What Business Can Learn From Elite Athletes

Have you ever wondered why some executives thrive under pressure while others wilt?

Peak performance in business is often thought of in terms of sheer intellectual capacity. However, in the same way that athletes achieve high performance in a holistic way, so business should veiw sustained high achievement by executives as a staircase of capacity building:

Physical Capacity - building endurance, promoting mental and emotional recovery.
Emotional Capacity - creating an internal climate that drives the high performance state.
Mental Capacity - focusing physical and emotional energy on the task at hand.
Spiritual Capacity - providing a powerful source of motivation, determination and endurance.

So if executives are to perform at high levels over the long haul, they have to train in the same systematic, multi-level way that elite athletes do. Companies cannot afford to address their employees' cognitive capacities while ignoring their physical, emotional and spiritual well-being.

For more information, please contact Gavin Hastings at Positive Leadership - gavin.hastings@positiveleadership.co.uk


Becoming a Better Listener

Do you ever feel like other people are not on the same "wavelength" as you? Just being aware that every communication contains both "factual content" and "feeling content" can make a world of difference when it comes to getting the most out of your conversations with your team members.
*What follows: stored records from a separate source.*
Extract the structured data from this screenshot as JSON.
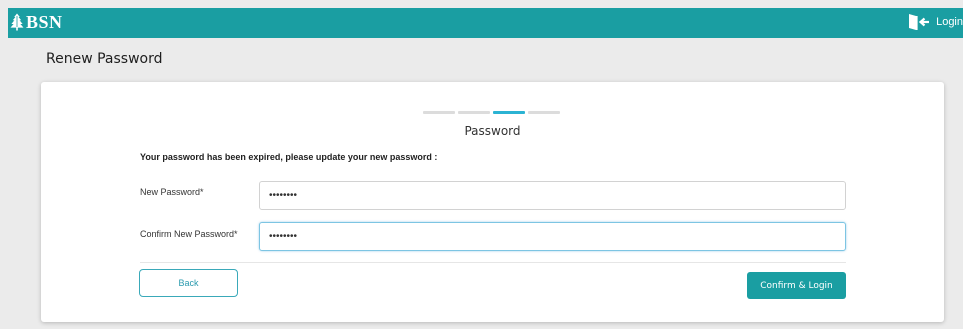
{
  "header": {
    "brand": "BSN",
    "login_label": "Login"
  },
  "page": {
    "title": "Renew Password"
  },
  "form": {
    "stepper": {
      "total": 4,
      "active_step": 3
    },
    "section_title": "Password",
    "notice": "Your password has been expired, please update your new password :",
    "new_password": {
      "label": "New Password*",
      "value": "••••••••"
    },
    "confirm_password": {
      "label": "Confirm New Password*",
      "value": "••••••••"
    },
    "back_label": "Back",
    "confirm_label": "Confirm & Login"
  },
  "colors": {
    "brand": "#1a9ea2",
    "step_active": "#2bb3d3",
    "step_inactive": "#dcdcdc"
  },
  "icons": {
    "brand": "bsn-tree-logo-icon",
    "login": "login-door-icon"
  }
}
Here are four easy steps to becoming a better listener:

1. Look for situations to practice not speaking. Try just listening to others and notice how often you have to stop yourself from speaking. The less you find yourself wanting to interrupt, the better listener you will become.

2. To improve your listening flexibility when another person is speaking, in addition to listening to the factual content ask yourself, 'What is this person feeling'?
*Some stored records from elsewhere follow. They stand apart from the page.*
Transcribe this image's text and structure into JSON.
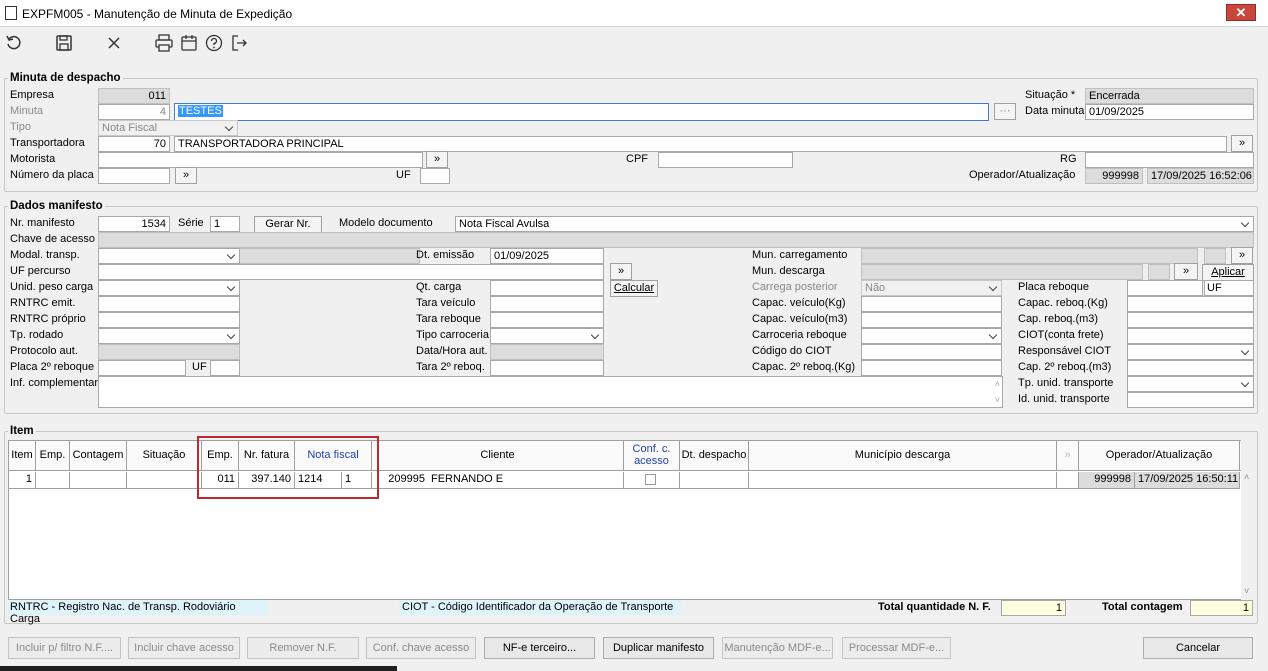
{
  "window": {
    "title": "EXPFM005 - Manutenção de Minuta de Expedição",
    "close_label": "✕"
  },
  "toolbar": {
    "icons": [
      "refresh-icon",
      "save-icon",
      "cancel-icon",
      "print-icon",
      "calendar-icon",
      "help-icon",
      "exit-icon"
    ]
  },
  "minuta": {
    "section_title": "Minuta de despacho",
    "empresa_label": "Empresa",
    "empresa_value": "011",
    "minuta_label": "Minuta",
    "minuta_number": "4",
    "minuta_desc": "TESTES",
    "tipo_label": "Tipo",
    "tipo_value": "Nota Fiscal",
    "transportadora_label": "Transportadora",
    "transportadora_code": "70",
    "transportadora_name": "TRANSPORTADORA PRINCIPAL",
    "motorista_label": "Motorista",
    "cpf_label": "CPF",
    "rg_label": "RG",
    "placa_label": "Número da placa",
    "uf_label": "UF",
    "situacao_label": "Situação *",
    "situacao_value": "Encerrada",
    "data_label": "Data minuta",
    "data_value": "01/09/2025",
    "operador_label": "Operador/Atualização",
    "operador_code": "999998",
    "operador_date": "17/09/2025 16:52:06"
  },
  "manifesto": {
    "section_title": "Dados manifesto",
    "nr_label": "Nr. manifesto",
    "nr_value": "1534",
    "serie_label": "Série",
    "serie_value": "1",
    "gerar_label": "Gerar Nr.",
    "modelo_label": "Modelo documento",
    "modelo_value": "Nota Fiscal Avulsa",
    "chave_label": "Chave de acesso",
    "modal_label": "Modal. transp.",
    "dt_emissao_label": "Dt. emissão",
    "dt_emissao_value": "01/09/2025",
    "uf_percurso_label": "UF percurso",
    "unid_peso_label": "Unid. peso carga",
    "rntrc_emit_label": "RNTRC emit.",
    "rntrc_proprio_label": "RNTRC próprio",
    "tp_rodado_label": "Tp. rodado",
    "protocolo_label": "Protocolo aut.",
    "placa2_label": "Placa 2º reboque",
    "uf_label": "UF",
    "inf_label": "Inf. complementar",
    "qt_carga_label": "Qt. carga",
    "tara_veiculo_label": "Tara veículo",
    "tara_reboque_label": "Tara reboque",
    "tipo_carroceria_label": "Tipo carroceria",
    "data_hora_label": "Data/Hora aut.",
    "tara2_label": "Tara 2º reboq.",
    "calcular_label": "Calcular",
    "mun_carreg_label": "Mun. carregamento",
    "mun_desc_label": "Mun. descarga",
    "carrega_post_label": "Carrega posterior",
    "carrega_post_value": "Não",
    "capac_kg_label": "Capac. veículo(Kg)",
    "capac_m3_label": "Capac. veículo(m3)",
    "carroceria_reb_label": "Carroceria reboque",
    "codigo_ciot_label": "Código do CIOT",
    "capac2_label": "Capac. 2º reboq.(Kg)",
    "aplicar_label": "Aplicar",
    "placa_reboque_label": "Placa reboque",
    "capac_reb_kg_label": "Capac. reboq.(Kg)",
    "cap_reb_m3_label": "Cap. reboq.(m3)",
    "ciot_frete_label": "CIOT(conta frete)",
    "resp_ciot_label": "Responsável CIOT",
    "cap2_m3_label": "Cap. 2º reboq.(m3)",
    "tp_unid_label": "Tp. unid. transporte",
    "id_unid_label": "Id. unid. transporte"
  },
  "item": {
    "section_title": "Item",
    "columns": [
      "Item",
      "Emp.",
      "Contagem",
      "Situação",
      "Emp.",
      "Nr. fatura",
      "Nota fiscal",
      "Cliente",
      "Conf. c. acesso",
      "Dt. despacho",
      "Município descarga",
      "Operador/Atualização"
    ],
    "row": {
      "item": "1",
      "emp": "011",
      "nr_fatura": "397.140",
      "nota_fiscal": "1214",
      "serie": "1",
      "cliente_code": "209995",
      "cliente_name": "FERNANDO E",
      "operador_code": "999998",
      "operador_date": "17/09/2025 16:50:11"
    },
    "legend_rntrc": "RNTRC - Registro Nac. de Transp. Rodoviário Carga",
    "legend_ciot": "CIOT - Código Identificador da Operação de Transporte",
    "total_nf_label": "Total quantidade N. F.",
    "total_nf_value": "1",
    "total_contagem_label": "Total contagem",
    "total_contagem_value": "1",
    "highlight_color": "#c0282d"
  },
  "buttons": {
    "incluir_filtro": "Incluir p/ filtro N.F....",
    "incluir_chave": "Incluir chave acesso",
    "remover": "Remover N.F.",
    "conf_chave": "Conf. chave acesso",
    "nfe_terceiro": "NF-e terceiro...",
    "duplicar": "Duplicar manifesto",
    "manutencao": "Manutenção MDF-e...",
    "processar": "Processar MDF-e...",
    "cancelar": "Cancelar"
  }
}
3. Look for non-verbal messages such as body language, facial expressions and tone of voice to get in tune with the feelings behind the message. Try reflecting back what you are picking up with; You seem to be concerned about that. Or, You must be really pleased about that.

4. Restating in your own words what you have heard from your team members demonstrates that you really were listening, and when you add the feeling content, it shows that you care about them as well.

You hear what you listen for...what you are focused on. Focus on listening to understand—both the facts and the feelings. Your team members will notice your efforts to be a better listener and this will open up healthier interpersonal communication in your workplace.

How to Lead in a Recession

Here are some simple but highly effective tools from Geoff Colvin of Fortune magazine:

1. Stand up and be seen. It's a simple yet powerful way for leaders to be effective. Warren Buffett raised his profile in this recession, reassuring investors and even helping to calm markets.

2. Steer the culture with stories. Southwest Airlines has always understood this, celebrating stories of employees who perform heroically for customers. Make sure the stories you repeat embody the culture you're aiming for as the economy recovers.

3. Upgrade your people standards. With high unemployment, you have an opportunity to raise the bar on whom you hire and promote.

For more, see - http://money.cnn.com/2009/11/09/news/economy/recession_leadership.fortune/index.htm?section=magazines_fortune